We’re about to say some bold things in this post–things that challenge some pretty long-held beliefs about which metrics are truly important when you’re measuring the success of your teams and working to grow your revenue. As we all know, there are a set of tacitly agreed-upon ways to gauge the merit of any go-to-market initiative.

Vanity metrics, such as open and click-through rates or social media followers, are the metrics that work to validate the existence of certain roles within an organization. They’re pretty-on-paper, feel good metrics that will not directly influence revenue. Yes, they show a type of progress or momentum, but when your ultimate goal is revenue, these metrics all fall short. In other words, they may assure stakeholders that you’re on your way to creating the desired impact, but they don’t quite paint a full picture. 

MQLs and SQLs are a great example of this. They are important, of course, as far as what they represent; however, companies often make the mistake of seeing MQLs and SQLs as definitive indicators of progress. Using them as a way to judge whether or not your sales and marketing teams are doing their jobs effectively is a good recipe for unnecessary friction between the two. There is no magic number of MQLs that will ensure the best leads, and no number of SQLs that will guarantee a closed sale. So, until you reach that finish line, butting heads over the details in between seems counterproductive. 

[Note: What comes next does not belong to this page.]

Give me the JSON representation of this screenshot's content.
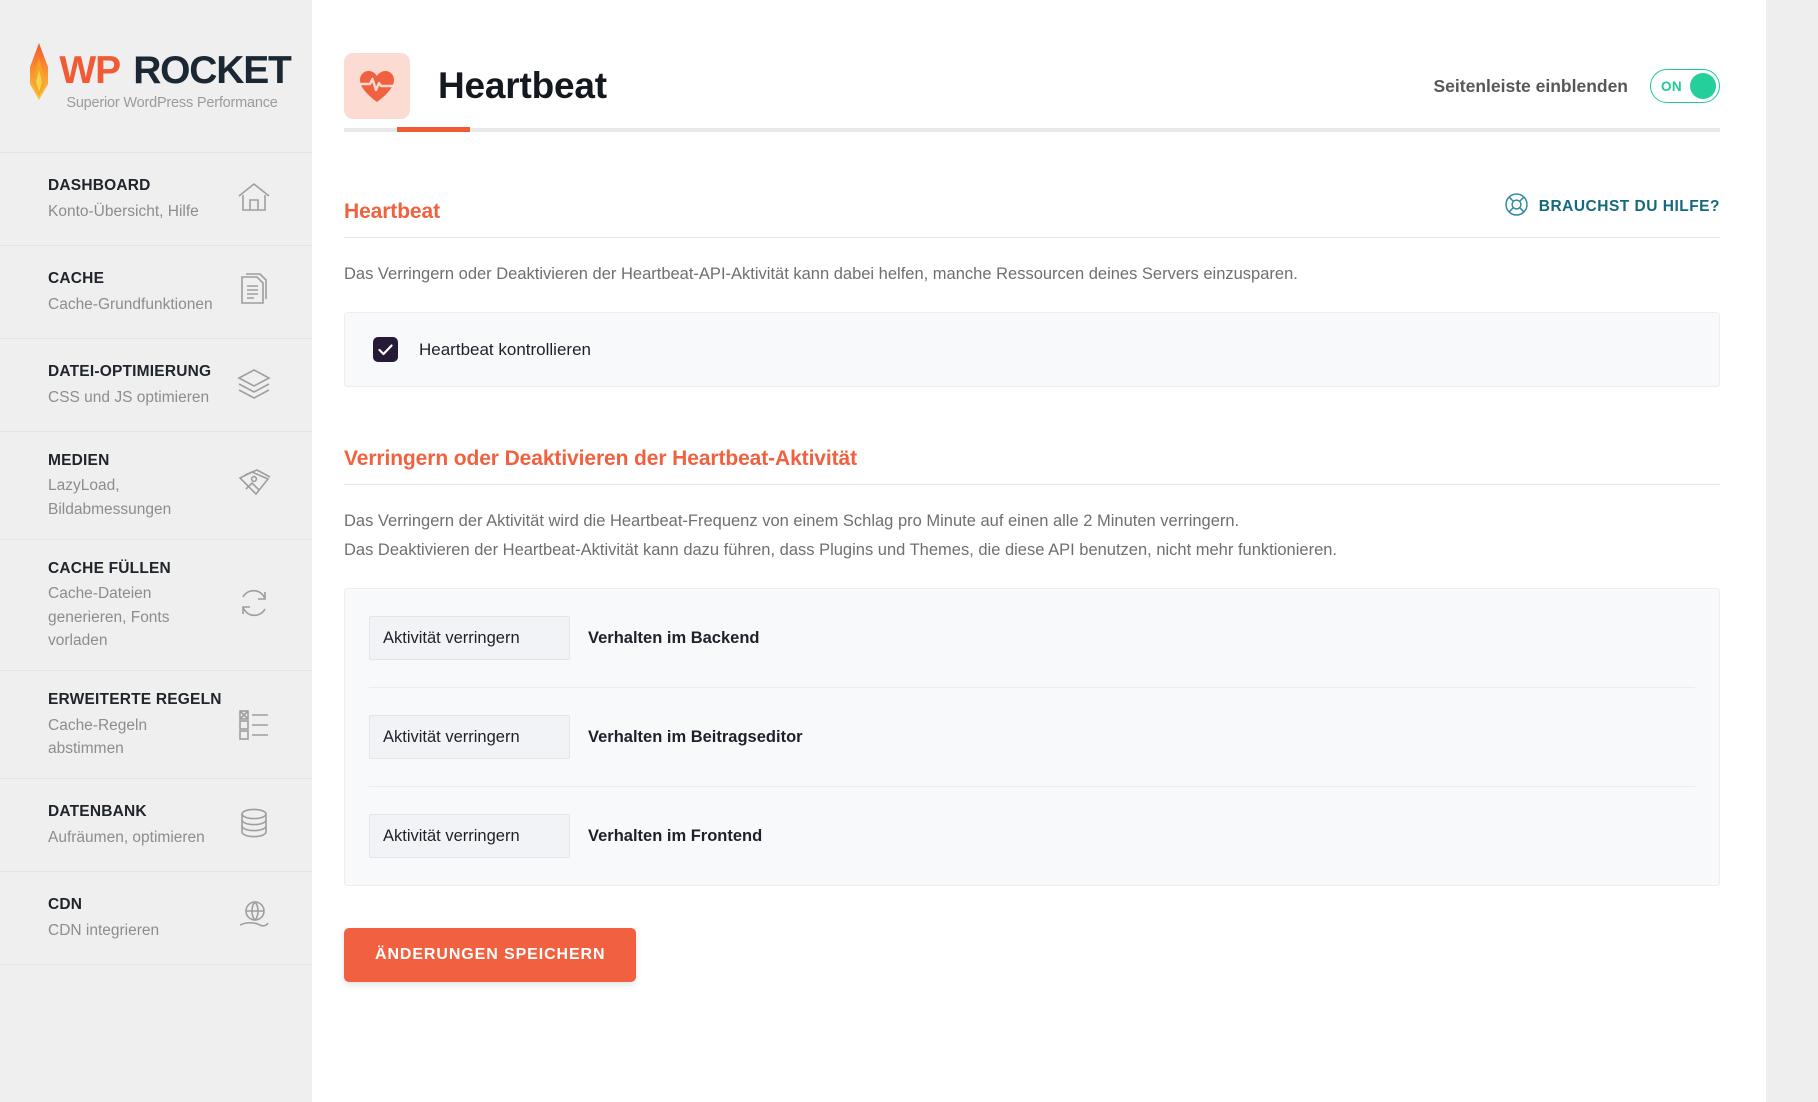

Recently, our CEO, Jason, was a guest on the SaaStr Podcast with Harry Stebbings. They briefly touched on the subject of vanity metrics, and the redundancy presented by MQLs and SQLs, particularly when it comes to efforts such as ABM. This is because, in a perfect world, your sales and marketing teams should be collaborating on things like account selection and lead scoring, which means that any leads moving into the sales funnel would be qualified by definition. 

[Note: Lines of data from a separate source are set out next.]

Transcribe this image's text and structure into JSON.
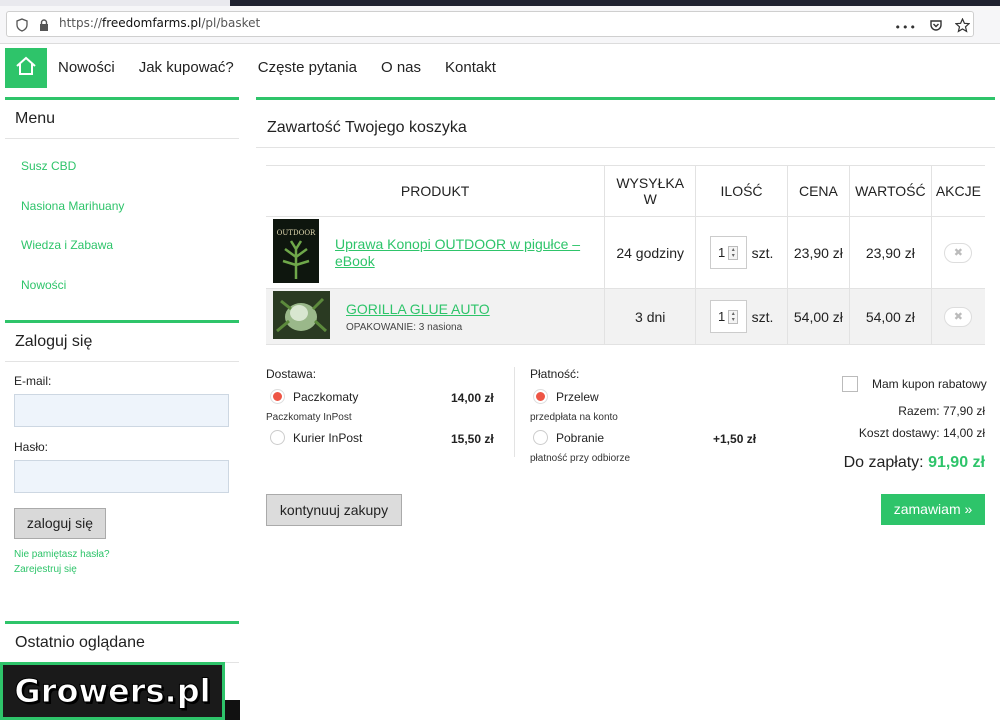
{
  "browser": {
    "url_prefix": "https://",
    "url_domain": "freedomfarms.pl",
    "url_path": "/pl/basket",
    "menu_dots": "•••"
  },
  "nav": {
    "items": [
      "Nowości",
      "Jak kupować?",
      "Częste pytania",
      "O nas",
      "Kontakt"
    ]
  },
  "sidebar": {
    "menu_title": "Menu",
    "menu_items": [
      "Susz CBD",
      "Nasiona Marihuany",
      "Wiedza i Zabawa",
      "Nowości"
    ],
    "login_title": "Zaloguj się",
    "email_label": "E-mail:",
    "password_label": "Hasło:",
    "login_button": "zaloguj się",
    "forgot_link": "Nie pamiętasz hasła?",
    "register_link": "Zarejestruj się",
    "recent_title": "Ostatnio oglądane"
  },
  "cart": {
    "title": "Zawartość Twojego koszyka",
    "headers": [
      "PRODUKT",
      "WYSYŁKA W",
      "ILOŚĆ",
      "CENA",
      "WARTOŚĆ",
      "AKCJE"
    ],
    "rows": [
      {
        "name": "Uprawa Konopi OUTDOOR w pigułce – eBook",
        "meta": "",
        "shipping": "24 godziny",
        "qty": "1",
        "unit": "szt.",
        "price": "23,90 zł",
        "value": "23,90 zł",
        "thumb_text": "OUTDOOR"
      },
      {
        "name": "GORILLA GLUE AUTO",
        "meta": "OPAKOWANIE: 3 nasiona",
        "shipping": "3 dni",
        "qty": "1",
        "unit": "szt.",
        "price": "54,00 zł",
        "value": "54,00 zł",
        "thumb_text": ""
      }
    ],
    "remove_symbol": "✖"
  },
  "delivery": {
    "label": "Dostawa:",
    "options": [
      {
        "name": "Paczkomaty",
        "sub": "Paczkomaty InPost",
        "price": "14,00 zł",
        "selected": true
      },
      {
        "name": "Kurier InPost",
        "sub": "",
        "price": "15,50 zł",
        "selected": false
      }
    ]
  },
  "payment": {
    "label": "Płatność:",
    "options": [
      {
        "name": "Przelew",
        "sub": "przedpłata na konto",
        "price": "",
        "selected": true
      },
      {
        "name": "Pobranie",
        "sub": "płatność przy odbiorze",
        "price": "+1,50 zł",
        "selected": false
      }
    ]
  },
  "summary": {
    "coupon_label": "Mam kupon rabatowy",
    "subtotal_label": "Razem:",
    "subtotal": "77,90 zł",
    "shipping_label": "Koszt dostawy:",
    "shipping": "14,00 zł",
    "total_label": "Do zapłaty:",
    "total": "91,90 zł"
  },
  "buttons": {
    "continue": "kontynuuj zakupy",
    "order": "zamawiam »"
  },
  "watermark": "Growers.pl",
  "colors": {
    "accent": "#2ec46a",
    "radio_selected": "#ee5545"
  }
}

When it comes to vanity metrics in general, our advice is to push them to the side. Because they are realistically no more than vehicles for validation, these types of metrics are better replaced with indicators of real revenue impact, such as conversion rates, funnel acceleration, and increased LTV. However, if your organization has just made this transition to RevOps and being aligned around revenue, know that measuring success this way won’t happen overnight. For this reason, it can be helpful to keep your secondary KPIs on the back burner, to make sure you’re moving in the right direction.